▶ _Information_
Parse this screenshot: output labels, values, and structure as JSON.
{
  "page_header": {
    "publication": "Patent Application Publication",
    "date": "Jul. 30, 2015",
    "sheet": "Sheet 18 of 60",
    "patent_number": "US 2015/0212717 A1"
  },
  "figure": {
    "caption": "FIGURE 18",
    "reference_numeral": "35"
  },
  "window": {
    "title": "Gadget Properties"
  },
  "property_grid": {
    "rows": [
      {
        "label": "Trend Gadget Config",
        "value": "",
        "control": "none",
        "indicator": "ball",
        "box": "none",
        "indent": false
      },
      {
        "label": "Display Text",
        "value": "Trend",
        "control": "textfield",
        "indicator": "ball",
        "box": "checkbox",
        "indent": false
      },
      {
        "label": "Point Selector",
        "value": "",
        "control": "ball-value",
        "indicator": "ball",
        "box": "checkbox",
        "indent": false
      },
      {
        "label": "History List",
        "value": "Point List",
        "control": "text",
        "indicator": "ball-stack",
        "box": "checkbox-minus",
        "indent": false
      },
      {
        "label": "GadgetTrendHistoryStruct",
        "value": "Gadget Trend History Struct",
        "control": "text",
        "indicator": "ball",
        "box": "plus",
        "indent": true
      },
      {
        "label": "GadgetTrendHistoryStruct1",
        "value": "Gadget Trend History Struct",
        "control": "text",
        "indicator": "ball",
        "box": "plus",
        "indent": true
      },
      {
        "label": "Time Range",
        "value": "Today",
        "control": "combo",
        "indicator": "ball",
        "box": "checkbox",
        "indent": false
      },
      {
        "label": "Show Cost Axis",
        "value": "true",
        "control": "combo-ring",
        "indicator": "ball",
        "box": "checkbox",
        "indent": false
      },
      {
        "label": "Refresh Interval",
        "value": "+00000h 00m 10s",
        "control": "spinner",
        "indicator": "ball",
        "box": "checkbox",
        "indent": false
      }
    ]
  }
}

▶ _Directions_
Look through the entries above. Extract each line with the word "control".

▶ _Expected output_
        "control": "none",
        "control": "textfield",
        "control": "ball-value",
        "control": "text",
        "control": "text",
        "control": "text",
        "control": "combo",
        "control": "combo-ring",
        "control": "spinner",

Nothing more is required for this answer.